standard1.jpg (16212 bytes)M018ac-t.jpg (4198 bytes)m018A

cultob2.jpg (5954 bytes) Carved Ivory Standard in the middle

[From Richard H. Meadow and Jonathan Mark Kenoyer, Harappa Excavations 1993: the city wall and inscribed materials, in: South Asian Archaeology ; Fig. 40.11, p. 467. Harappa 1990 and 1993: representations of 'standard'; 40.11a: H90-1687/3103-1: faience token; 40.11bH93-2092/5029-1: carved ivory standard fragment (split in half, made on a lathe and was probably cylindrical in shape; note the incisions with a circle motif while a broken spot on the lower portion indicates where the stand shaft would have been (found in the area of the 'Mughal Sarai' located to the south of Mound E across the Old Lahore-Multan Road); 40.11c H93-2051/3808-2:faience token

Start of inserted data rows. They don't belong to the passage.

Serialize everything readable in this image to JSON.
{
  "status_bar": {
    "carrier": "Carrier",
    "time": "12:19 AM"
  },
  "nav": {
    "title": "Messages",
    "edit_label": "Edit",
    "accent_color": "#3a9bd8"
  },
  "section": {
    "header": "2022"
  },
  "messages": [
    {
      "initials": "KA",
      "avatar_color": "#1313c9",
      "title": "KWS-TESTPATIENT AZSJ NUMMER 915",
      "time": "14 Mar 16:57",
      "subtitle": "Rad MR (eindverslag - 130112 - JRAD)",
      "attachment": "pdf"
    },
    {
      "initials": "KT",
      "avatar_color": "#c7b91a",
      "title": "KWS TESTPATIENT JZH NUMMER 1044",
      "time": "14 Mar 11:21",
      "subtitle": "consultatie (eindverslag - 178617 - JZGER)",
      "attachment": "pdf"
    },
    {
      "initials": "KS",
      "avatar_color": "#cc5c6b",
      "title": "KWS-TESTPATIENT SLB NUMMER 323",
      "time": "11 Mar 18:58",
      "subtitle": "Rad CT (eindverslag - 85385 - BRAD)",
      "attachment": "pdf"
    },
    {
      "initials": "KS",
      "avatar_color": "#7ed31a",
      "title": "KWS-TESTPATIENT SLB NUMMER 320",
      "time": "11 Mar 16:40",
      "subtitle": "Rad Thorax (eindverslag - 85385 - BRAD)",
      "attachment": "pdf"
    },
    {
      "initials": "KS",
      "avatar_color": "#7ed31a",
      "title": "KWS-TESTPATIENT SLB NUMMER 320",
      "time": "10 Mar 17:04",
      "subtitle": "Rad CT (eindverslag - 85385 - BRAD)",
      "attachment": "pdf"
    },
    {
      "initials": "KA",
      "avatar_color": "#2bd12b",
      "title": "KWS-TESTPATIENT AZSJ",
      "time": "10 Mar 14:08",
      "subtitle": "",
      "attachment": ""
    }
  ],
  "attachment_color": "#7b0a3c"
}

Styles of the bowl (or bottom portion of the standard); cf. Rissman 1989: 162
Styles of depiction of 'flow' and lip treatment on the bowl (or bottom portion of the standard); cf. Rissman 1989: 162
Tablet in bas-relief, Mohenjodaro m490: insignia carried in procession: standard, unicorn, ?pennant +?
Styles and structure of the standard and the top portion (cage?); cf. Mahadevan 1984: 185;
Rissman 1989: 162
The top portion resembles a drill-lathe and a drill-head (gimlet). The wavy lines inscribed are a stylised depiction of 'turning motion' of the lathe. The style depicted as G is related to the practice of inserting the upper pivot of the drill-head into a coconut-shell; see below.
Phtanite drill-heads from the surface of MNSE area, Moenjodaro (Massimo Vidale, 1987, p. 147)


Reconstruction of a drill based on analogical comparisons with the drills used nowadays at Nagara, Gujarat, India: Upper pivot in copper is centered with the drill-head and inserted into a coconut shell. Wooden haft is used with a bow-string to churn. The phtanite drill-head is secured in the haft-hole with a thin coiling thread. The tip of the drill's working end shows the characteristic feature of the shallow hemispherical depression: a 'dotted circle'. (After Massimo Vidale, 1987, p. 148).
Macro-photo of two very used drill-heads, showing the little depression at the tip of the working end; closeup of the distal ends of four drill-heads showing depth and shape of depression. cf. Piperno, Marcello, 1973.

Piperno, Marcello, Micro-drilling at Shahr-i Sokhta; the making and use of the lithic drill-heads, in: Hammond, Norman Ed., South Asian Archaeology, 1973, Pl. 9.2 and 9.3  "granite drill heads used to perforate beads, prepare stone seals... use of the "bow drill" or the "pump drill" which revolved the point of the drill in an alternating rotary motion...the level of technical performance reached in this micro-drilling work was peculiar to a class of highly-specialized craftsmen who must have enjoyed a considerable social and economic position in the life of Shahr-i Sokhta." (p.128) [ca. 2700-2300 B.C.]